Florida has plenty of animals that can attack and hurt people. Alligators, sharks, and jellyfish are just a few of the options that come to mind. Exotic wild animals might not be the most dangerous creatures in Florida, though. That honor may well go to man’s best friend: the dog.
A recent study covering Florida found that dog attack insurance claims are much more likely to occur in Florida than in other states. This study showed that up to six out of every 100,000 Florida residents file dog attack claims every year.
That’s more than California or Texas.
These claims are also higher than the US mean. The average cost for these claims was about $44,000. That’s not pocket change. If you have been or are at risk of being attacked by a dog, you should understand how Florida handles dog bite liability to make sure your claim is airtight.
Florida Bite Laws
In Florida, the dog owner is usually the one liable for any damages caused by their dog. Negligence isn’t taken into account; this is called strict liability.
Here’s how strict liability works:
- Whether an attack occurs on public or private property, a dog is its owner’s property.
- It doesn’t matter whether the dog has ever bitten anyone before.

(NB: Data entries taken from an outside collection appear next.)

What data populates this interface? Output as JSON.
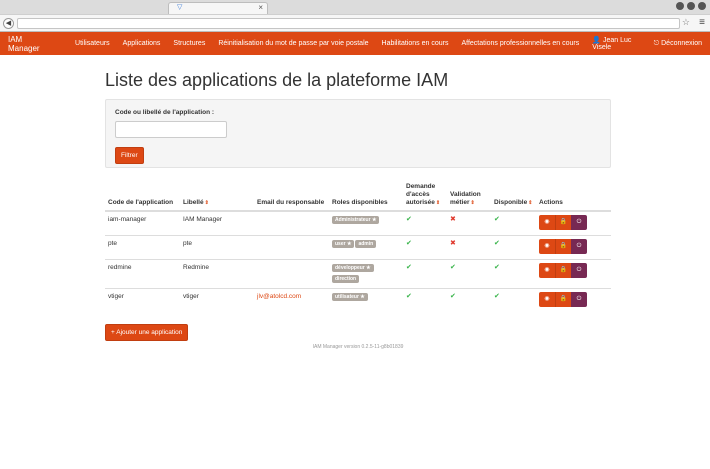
{
  "browser": {
    "url": "",
    "tab_icon": "▽",
    "tab_close": "×"
  },
  "navbar": {
    "brand": "IAM Manager",
    "items": [
      "Utilisateurs",
      "Applications",
      "Structures",
      "Réinitialisation du mot de passe par voie postale",
      "Habilitations en cours",
      "Affectations professionnelles en cours"
    ],
    "user": "Jean Luc Visele",
    "logout": "Déconnexion"
  },
  "page": {
    "title": "Liste des applications de la plateforme IAM",
    "filter_label": "Code ou libellé de l'application :",
    "filter_placeholder": "",
    "filter_button": "Filtrer",
    "add_button": "+ Ajouter une application",
    "footer": "IAM Manager version 0.2.5-11-g8b01839"
  },
  "table": {
    "headers": {
      "code": "Code de l'application",
      "libelle": "Libellé",
      "email": "Email du responsable",
      "roles": "Roles disponibles",
      "demande": "Demande d'accès autorisée",
      "validation": "Validation métier",
      "disponible": "Disponible",
      "actions": "Actions"
    },
    "rows": [
      {
        "code": "iam-manager",
        "libelle": "IAM Manager",
        "email": "",
        "roles": [
          "Administrateur ★"
        ],
        "demande": "✔",
        "validation": "✖",
        "disponible": "✔"
      },
      {
        "code": "pte",
        "libelle": "pte",
        "email": "",
        "roles": [
          "user ★",
          "admin"
        ],
        "demande": "✔",
        "validation": "✖",
        "disponible": "✔"
      },
      {
        "code": "redmine",
        "libelle": "Redmine",
        "email": "",
        "roles": [
          "développeur ★",
          "direction"
        ],
        "demande": "✔",
        "validation": "✔",
        "disponible": "✔"
      },
      {
        "code": "vtiger",
        "libelle": "vtiger",
        "email": "jlv@atolcd.com",
        "roles": [
          "utilisateur ★"
        ],
        "demande": "✔",
        "validation": "✔",
        "disponible": "✔"
      }
    ]
  },
  "icons": {
    "sort": "⇕",
    "eye": "◉",
    "lock": "🔒",
    "power": "⏻",
    "user": "👤",
    "logout": "⎋"
  },
  "colors": {
    "accent": "#dd4814",
    "purple": "#772953",
    "check": "#38b44a",
    "cross": "#df382c"
  }
}
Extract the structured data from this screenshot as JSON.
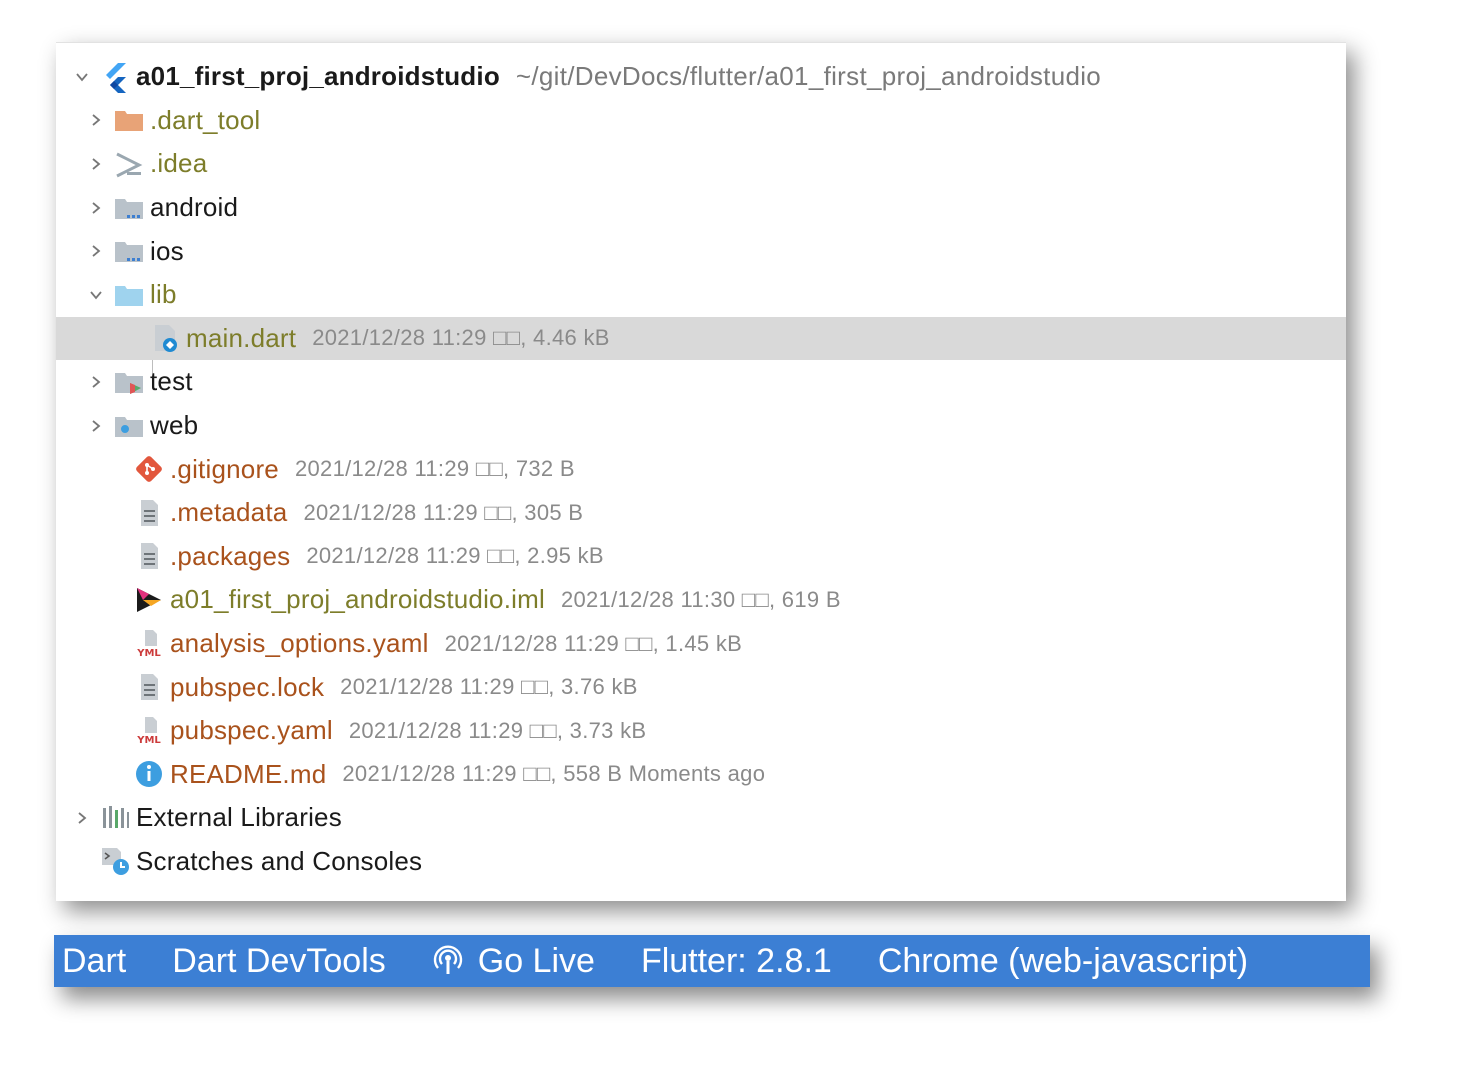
{
  "project": {
    "name": "a01_first_proj_androidstudio",
    "path": "~/git/DevDocs/flutter/a01_first_proj_androidstudio"
  },
  "tree": {
    "dart_tool": ".dart_tool",
    "idea": ".idea",
    "android": "android",
    "ios": "ios",
    "lib": "lib",
    "main_dart": {
      "name": "main.dart",
      "meta": "2021/12/28 11:29 □□, 4.46 kB"
    },
    "test": "test",
    "web": "web",
    "gitignore": {
      "name": ".gitignore",
      "meta": "2021/12/28 11:29 □□, 732 B"
    },
    "metadata": {
      "name": ".metadata",
      "meta": "2021/12/28 11:29 □□, 305 B"
    },
    "packages": {
      "name": ".packages",
      "meta": "2021/12/28 11:29 □□, 2.95 kB"
    },
    "iml": {
      "name": "a01_first_proj_androidstudio.iml",
      "meta": "2021/12/28 11:30 □□, 619 B"
    },
    "analysis": {
      "name": "analysis_options.yaml",
      "meta": "2021/12/28 11:29 □□, 1.45 kB"
    },
    "pubspec_lock": {
      "name": "pubspec.lock",
      "meta": "2021/12/28 11:29 □□, 3.76 kB"
    },
    "pubspec_yaml": {
      "name": "pubspec.yaml",
      "meta": "2021/12/28 11:29 □□, 3.73 kB"
    },
    "readme": {
      "name": "README.md",
      "meta": "2021/12/28 11:29 □□, 558 B Moments ago"
    },
    "external_libraries": "External Libraries",
    "scratches": "Scratches and Consoles"
  },
  "statusbar": {
    "dart": "Dart",
    "devtools": "Dart DevTools",
    "go_live": "Go Live",
    "flutter": "Flutter: 2.8.1",
    "device": "Chrome (web-javascript)"
  },
  "colors": {
    "statusbar_bg": "#3c7fd4",
    "selected_row": "#d9d9d9",
    "excluded_folder": "#7d7d2a",
    "unversioned_file": "#a9521c"
  }
}
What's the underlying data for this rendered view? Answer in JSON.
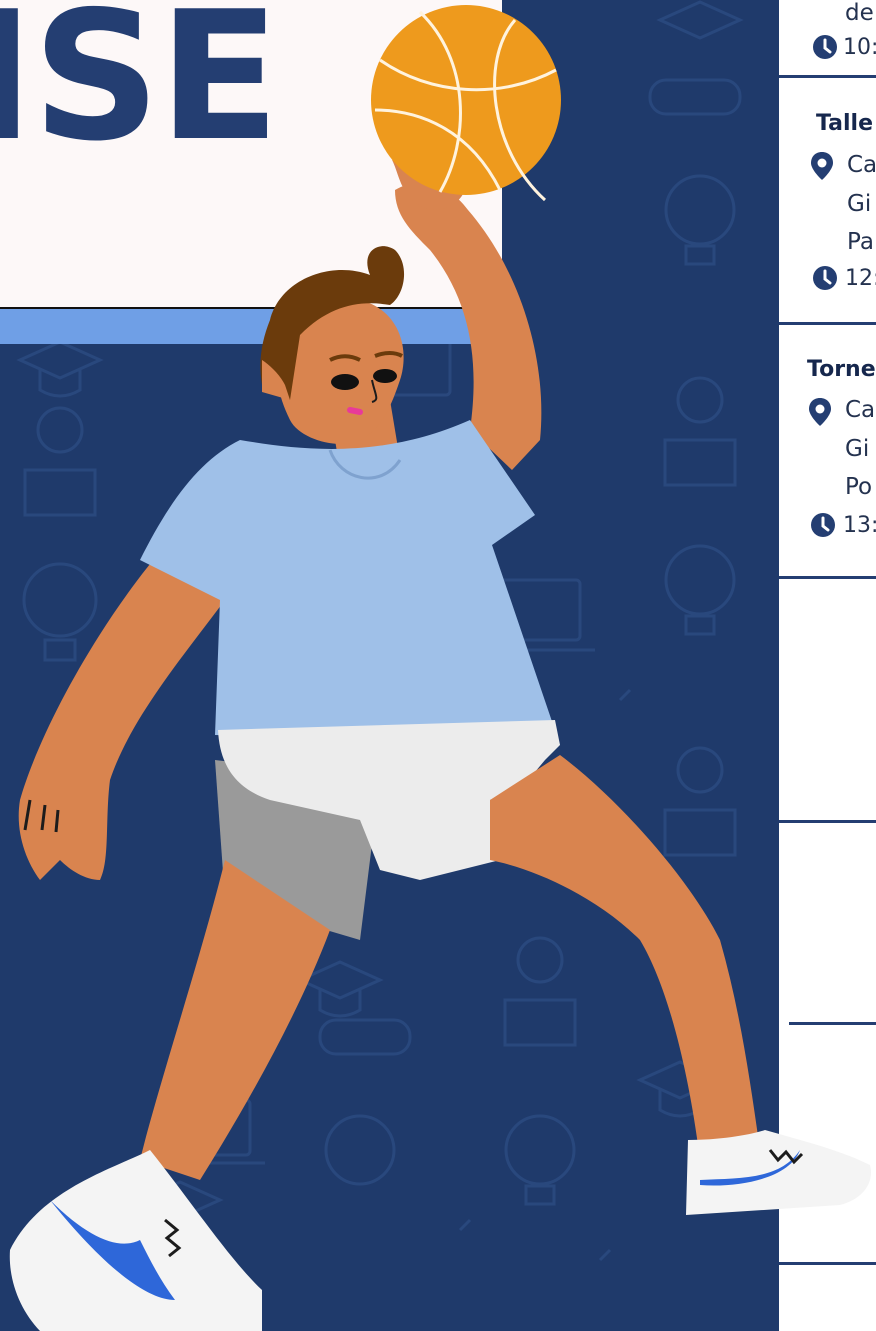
{
  "poster": {
    "title_fragment": "ISE"
  },
  "events": [
    {
      "title_fragment": "",
      "location_lines": [
        "de"
      ],
      "time_fragment": "10:"
    },
    {
      "title_fragment": "Talle",
      "location_lines": [
        "Ca",
        "Gi",
        "Pa"
      ],
      "time_fragment": "12:"
    },
    {
      "title_fragment": "Torne",
      "location_lines": [
        "Ca",
        "Gi",
        "Po"
      ],
      "time_fragment": "13:"
    }
  ],
  "icons": {
    "location": "map-pin-icon",
    "time": "clock-icon"
  },
  "colors": {
    "navy_background": "#1f3a6b",
    "title_navy": "#243e72",
    "accent_blue": "#6f9fe6",
    "ball_orange": "#ee9a1d",
    "skin": "#d9844f",
    "shirt": "#9fc0e8",
    "sneaker_swoosh": "#2e67d9"
  }
}
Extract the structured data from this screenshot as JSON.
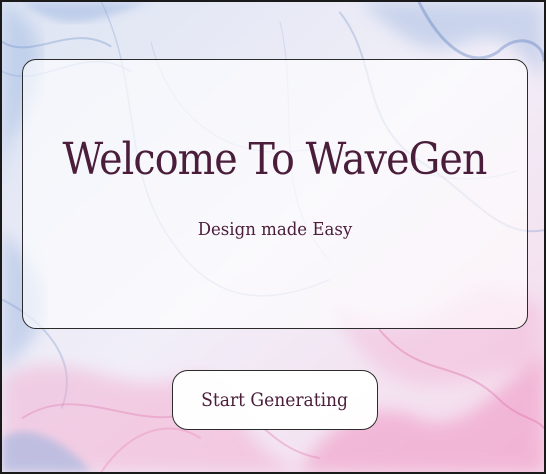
{
  "hero": {
    "title": "Welcome To WaveGen",
    "subtitle": "Design made Easy"
  },
  "cta": {
    "label": "Start Generating"
  },
  "colors": {
    "text": "#4a1d3a",
    "border": "#2b2b2b",
    "background_blue": "#8fb0dd",
    "background_pink": "#ee8fc2"
  }
}
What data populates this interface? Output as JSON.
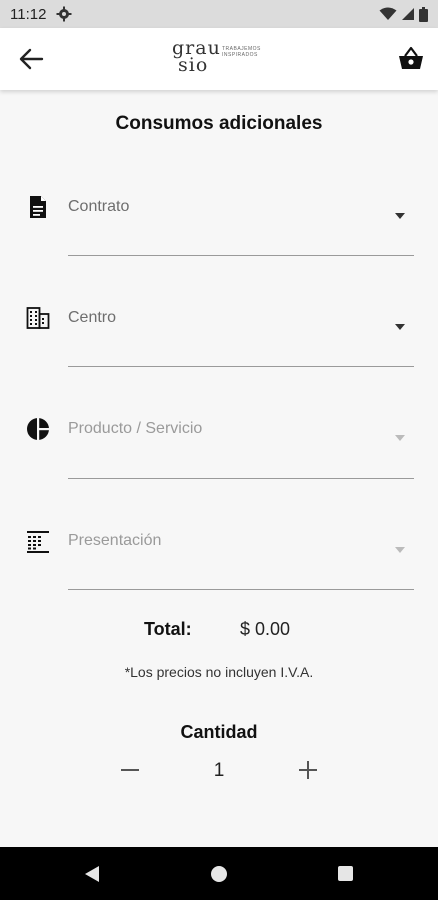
{
  "status_bar": {
    "time": "11:12",
    "icons": [
      "gear-icon",
      "wifi-icon",
      "cell-signal-icon",
      "battery-icon"
    ]
  },
  "header": {
    "back_icon": "arrow-left-icon",
    "logo": {
      "line1": "grau",
      "line2": "sio",
      "tagline": "TRABAJEMOS INSPIRADOS"
    },
    "cart_icon": "basket-icon"
  },
  "page": {
    "title": "Consumos adicionales"
  },
  "fields": [
    {
      "label": "Contrato",
      "icon": "document-icon",
      "enabled": true
    },
    {
      "label": "Centro",
      "icon": "building-icon",
      "enabled": true
    },
    {
      "label": "Producto / Servicio",
      "icon": "pie-chart-icon",
      "enabled": false
    },
    {
      "label": "Presentación",
      "icon": "table-grid-icon",
      "enabled": false
    }
  ],
  "total": {
    "label": "Total:",
    "value": "$ 0.00"
  },
  "note": "*Los precios no incluyen I.V.A.",
  "quantity": {
    "title": "Cantidad",
    "value": "1"
  },
  "colors": {
    "background": "#f7f7f7",
    "appbar": "#ffffff",
    "statusbar": "#dcdcdc",
    "navbar": "#000000",
    "underline": "#9a9a9a"
  }
}
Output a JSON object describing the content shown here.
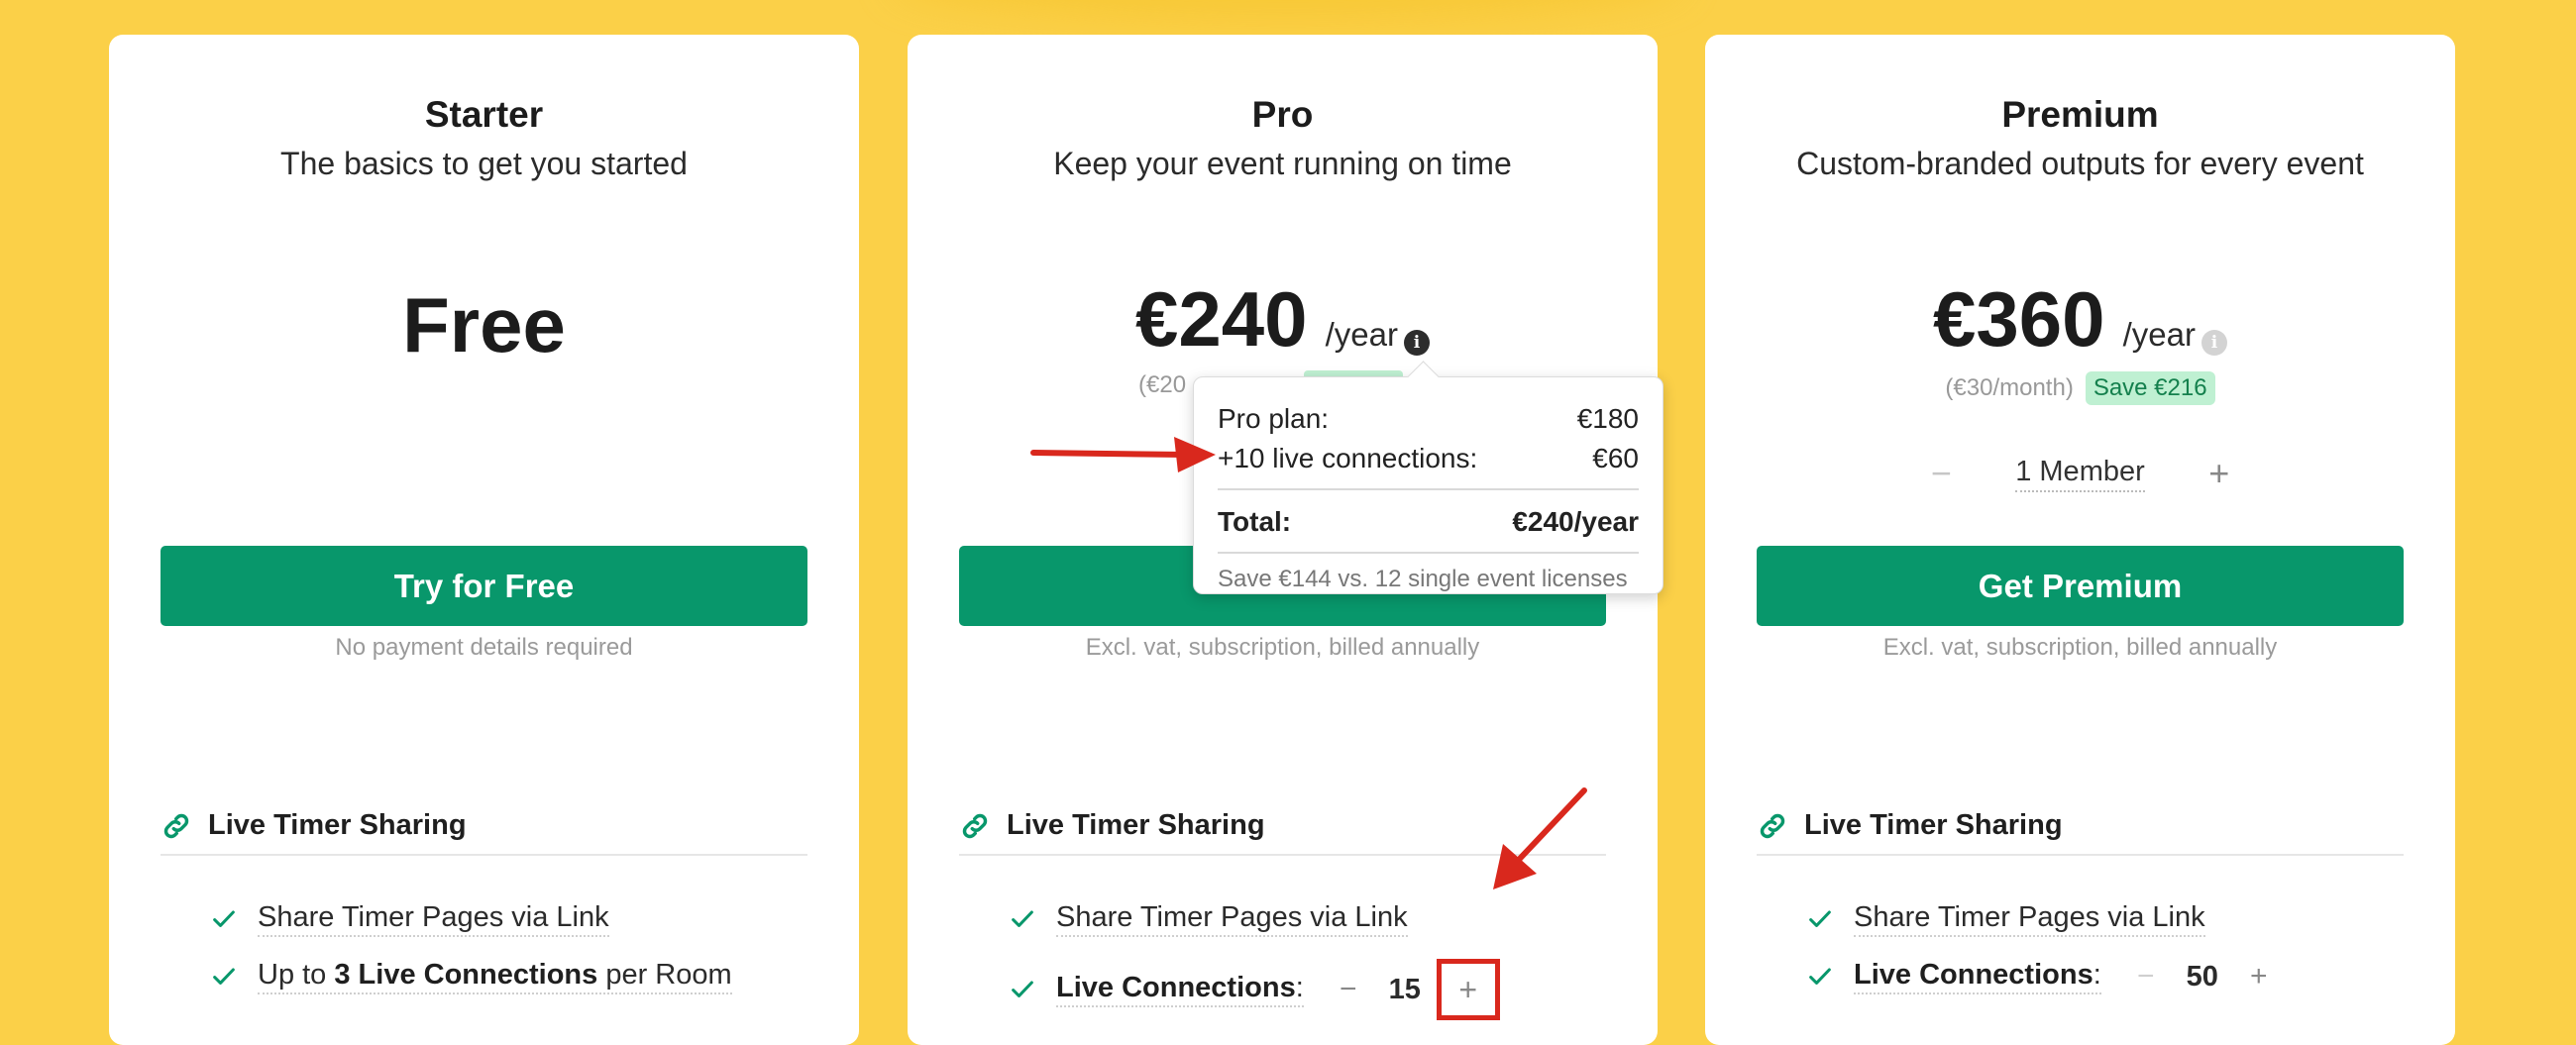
{
  "plans": {
    "starter": {
      "name": "Starter",
      "subtitle": "The basics to get you started",
      "price": "Free",
      "cta_label": "Try for Free",
      "cta_note": "No payment details required",
      "feature_heading": "Live Timer Sharing",
      "feature_1": "Share Timer Pages via Link",
      "feature_2_prefix": "Up to ",
      "feature_2_bold": "3 Live Connections",
      "feature_2_suffix": " per Room"
    },
    "pro": {
      "name": "Pro",
      "subtitle": "Keep your event running on time",
      "price": "€240",
      "price_unit": "/year",
      "monthly_partial": "(€20",
      "cta_note": "Excl. vat, subscription, billed annually",
      "feature_heading": "Live Timer Sharing",
      "feature_1": "Share Timer Pages via Link",
      "connections_label": "Live Connections",
      "connections_colon": ":",
      "connections_value": "15",
      "minus_glyph": "−",
      "plus_glyph": "+"
    },
    "premium": {
      "name": "Premium",
      "subtitle": "Custom-branded outputs for every event",
      "price": "€360",
      "price_unit": "/year",
      "monthly": "(€30/month)",
      "save_badge": "Save €216",
      "member_count": "1 Member",
      "minus_glyph": "−",
      "plus_glyph": "+",
      "cta_label": "Get Premium",
      "cta_note": "Excl. vat, subscription, billed annually",
      "feature_heading": "Live Timer Sharing",
      "feature_1": "Share Timer Pages via Link",
      "connections_label": "Live Connections",
      "connections_colon": ":",
      "connections_value": "50"
    }
  },
  "tooltip": {
    "row1_label": "Pro plan:",
    "row1_value": "€180",
    "row2_label": "+10 live connections:",
    "row2_value": "€60",
    "total_label": "Total:",
    "total_value": "€240/year",
    "save_note": "Save €144 vs. 12 single event licenses"
  },
  "icons": {
    "info": "i",
    "check": "check-icon",
    "link": "link-icon"
  },
  "colors": {
    "background": "#fbd048",
    "cta_green": "#08976b",
    "check_green": "#08976b",
    "annotation_red": "#d9281d",
    "save_badge_bg": "#bff0d2"
  }
}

- Whether the owner knew about the bite or any previous aggressive tendencies? Also irrelevant.
What matters is that the dog caused harm, and in any of these cases, the owner is therefore legally responsible.
The amount for which the owner is liable is a combined total. This total includes medical expenses, lost productivity, and pain and suffering damages. Keeping track of both medical information and the resulting damage of a bite are key to a successful dog bite claim.
Two Exceptions to Strict Liability
There are two major exceptions to dog liability in Florida. If a dog owner has a sign that says “Bad Dog” or “Beware of Dog” clearly posted on the property, then they are not liable for any bites that occur on the dog owner’s premises. This is the case as long as the person bit is older than six years of age.
The second exception covers those trespassing. If someone is on another’s property unlawfully, then the owner is not responsible for damages caused by their dog. This is less easily proven than the “Bad Dog” exception, so many dog owners will post the sign just to be safe.
How Do Florida Dog Bite Liability Claims Work?
The primary method used to deflect liability is comparative negligence. Dog owners will often use comparative negligence to reduce the amount paid for liability damages.
A Victim May Be Deemed Negligent
If the victim is deemed negligent regarding dog safety, then the dog owner would not be responsible for all of the damages. The degree of negligence the victim displayed is converted into a percentage. This percentage dictates the amount of the damages for which the victim is responsible.
Children Under Six Are Incapable of Negligence
Any child under the age of six is considered to be incapable of being “negligent” because of their age. This means that dog owners are almost always liable for any damages their animals inflict on young children.
How to File a Dog Bite Claim in Florida
In order to file a dog bite claim, you need to keep track of your injuries. See a doctor as soon as possible after the bite, so you can receive any necessary medical treatment. This also starts a paper trail for your injury claim.
Because Florida uses strict liability for dog bite case standards, you don’t have to worry about proving the owner’s negligence.
Gather Your Evidence
Take pictures of your injuries, and record how they affect your life. If you have to take time off of work or if the injuries affect your quality of life, record that. A written and dated record will help track how your injury progresses, as well as what losses the injury has caused you.
Write a Demand Letter
Once you have the necessary records, your next step is to write a demand letter. This is the document that outlines your suffering, the compensation you demand, and the time limit the insurance company has in which to respond. Ideally, after a short period of debate, the insurance company will agree with your demands and give you a settlement.
Statute of Limitations
The statute of limitations on Florida dog bite claims is four years. After that period, you are no longer legally allowed to file a claim for a dog bite incident. This gives you some leeway before filing, but not a lot.
It takes a lot of time to gather all the necessary materials to file a successful dog bite claim, so turning to an experienced Florida dog bite claims attorney to help you with your suite will make the process simpler.
About the Author:
Andrew Winston is a partner at the personal injury law firm of Winston Law. For over 20 years, he has successfully represented countless people in all kinds of personal injury cases, with a particular focus on child injury, legal malpractice, and premises liability. He has been recognized for excellence in the representation of injured clients by admission to the Million Dollar Advocates Forum, is AV Preeminent Rated by the Martindale-Hubbell Law Directory, enjoys a 10.0 rating by AVVO as a Top Personal Injury Attorney, has been selected as a Florida “SuperLawyer” from 2011-2017 – an honor reserved for the top 5% of lawyers in the state – and was voted to Florida Trend’s ”Legal Elite” and as one of the Top 100 Lawyers in Florida and one of the Top 100 Lawyers in the Miami area for 2015, 2016, and 2017.